Work task: Take every line from the records below that includes the word "time".

Dataset items:
──────
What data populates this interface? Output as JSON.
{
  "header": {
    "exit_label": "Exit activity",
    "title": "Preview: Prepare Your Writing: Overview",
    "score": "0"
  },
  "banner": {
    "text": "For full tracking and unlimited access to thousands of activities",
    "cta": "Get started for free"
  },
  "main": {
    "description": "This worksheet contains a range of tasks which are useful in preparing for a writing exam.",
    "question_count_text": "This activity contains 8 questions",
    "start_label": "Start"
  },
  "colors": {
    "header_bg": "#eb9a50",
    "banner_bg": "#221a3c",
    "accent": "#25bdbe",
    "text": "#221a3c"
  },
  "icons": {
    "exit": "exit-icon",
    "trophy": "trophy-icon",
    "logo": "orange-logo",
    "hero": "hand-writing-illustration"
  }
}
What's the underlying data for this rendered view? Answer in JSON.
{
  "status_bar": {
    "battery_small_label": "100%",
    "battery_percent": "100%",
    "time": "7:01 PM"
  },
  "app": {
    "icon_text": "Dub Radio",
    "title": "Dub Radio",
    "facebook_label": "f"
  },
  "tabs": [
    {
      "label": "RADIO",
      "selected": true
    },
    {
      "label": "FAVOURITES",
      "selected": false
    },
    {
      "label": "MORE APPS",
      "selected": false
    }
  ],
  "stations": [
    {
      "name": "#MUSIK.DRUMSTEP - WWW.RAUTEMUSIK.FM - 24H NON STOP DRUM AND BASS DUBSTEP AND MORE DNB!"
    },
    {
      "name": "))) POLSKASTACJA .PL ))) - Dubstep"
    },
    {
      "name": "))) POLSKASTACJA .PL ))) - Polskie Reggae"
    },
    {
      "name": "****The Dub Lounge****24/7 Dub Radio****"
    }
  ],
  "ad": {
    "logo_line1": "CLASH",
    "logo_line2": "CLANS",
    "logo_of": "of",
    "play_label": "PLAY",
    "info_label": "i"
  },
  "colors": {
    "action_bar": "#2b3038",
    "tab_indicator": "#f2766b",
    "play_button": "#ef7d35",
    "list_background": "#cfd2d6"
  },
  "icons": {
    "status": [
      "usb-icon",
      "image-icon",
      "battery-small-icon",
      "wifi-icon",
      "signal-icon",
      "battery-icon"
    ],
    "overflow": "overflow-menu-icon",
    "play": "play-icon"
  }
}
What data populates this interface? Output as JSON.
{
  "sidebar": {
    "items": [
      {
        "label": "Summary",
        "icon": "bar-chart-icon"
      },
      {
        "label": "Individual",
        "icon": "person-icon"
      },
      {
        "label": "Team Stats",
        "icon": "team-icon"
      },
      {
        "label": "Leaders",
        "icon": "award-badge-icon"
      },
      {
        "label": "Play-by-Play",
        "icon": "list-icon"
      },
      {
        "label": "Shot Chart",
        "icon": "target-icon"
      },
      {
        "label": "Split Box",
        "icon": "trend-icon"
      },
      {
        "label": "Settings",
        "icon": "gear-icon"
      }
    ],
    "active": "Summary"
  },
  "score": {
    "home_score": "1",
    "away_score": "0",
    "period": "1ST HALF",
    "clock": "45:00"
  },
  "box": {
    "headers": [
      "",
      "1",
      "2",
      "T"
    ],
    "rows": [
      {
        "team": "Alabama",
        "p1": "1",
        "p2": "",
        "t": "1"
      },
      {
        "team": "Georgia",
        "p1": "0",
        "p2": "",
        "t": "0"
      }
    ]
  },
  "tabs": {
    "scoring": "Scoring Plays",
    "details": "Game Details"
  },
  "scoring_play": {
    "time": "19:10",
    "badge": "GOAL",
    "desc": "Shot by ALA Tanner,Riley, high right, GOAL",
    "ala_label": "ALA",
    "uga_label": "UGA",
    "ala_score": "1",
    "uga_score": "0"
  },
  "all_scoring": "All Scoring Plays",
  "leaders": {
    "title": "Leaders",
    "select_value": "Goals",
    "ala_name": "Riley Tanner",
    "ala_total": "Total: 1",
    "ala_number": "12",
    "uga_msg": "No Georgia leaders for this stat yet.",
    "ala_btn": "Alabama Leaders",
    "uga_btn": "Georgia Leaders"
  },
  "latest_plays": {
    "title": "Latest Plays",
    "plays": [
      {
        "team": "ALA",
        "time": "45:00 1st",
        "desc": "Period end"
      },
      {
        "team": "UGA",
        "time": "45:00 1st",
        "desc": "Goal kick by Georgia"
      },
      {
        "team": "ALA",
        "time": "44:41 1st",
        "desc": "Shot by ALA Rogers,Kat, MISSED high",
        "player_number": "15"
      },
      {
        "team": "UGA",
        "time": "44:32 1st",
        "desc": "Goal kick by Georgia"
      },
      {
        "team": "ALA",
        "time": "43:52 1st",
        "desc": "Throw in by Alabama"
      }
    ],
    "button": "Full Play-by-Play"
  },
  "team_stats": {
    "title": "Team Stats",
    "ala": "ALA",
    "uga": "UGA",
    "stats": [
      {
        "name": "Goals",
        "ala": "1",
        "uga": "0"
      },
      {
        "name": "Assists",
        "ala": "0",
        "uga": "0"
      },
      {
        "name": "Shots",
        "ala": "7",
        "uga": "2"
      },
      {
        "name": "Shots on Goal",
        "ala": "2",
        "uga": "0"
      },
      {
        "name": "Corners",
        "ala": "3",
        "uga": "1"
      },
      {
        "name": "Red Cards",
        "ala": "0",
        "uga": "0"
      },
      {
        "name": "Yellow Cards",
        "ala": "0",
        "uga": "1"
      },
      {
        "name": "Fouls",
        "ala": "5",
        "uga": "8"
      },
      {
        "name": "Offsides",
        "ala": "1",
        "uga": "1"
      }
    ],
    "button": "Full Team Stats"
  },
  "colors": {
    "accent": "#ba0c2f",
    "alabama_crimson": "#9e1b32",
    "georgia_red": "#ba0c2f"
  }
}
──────
Expected answer:
    "time": "7:01 PM"
    "time": "19:10",
        "time": "45:00 1st",
        "time": "45:00 1st",
        "time": "44:41 1st",
        "time": "44:32 1st",
        "time": "43:52 1st",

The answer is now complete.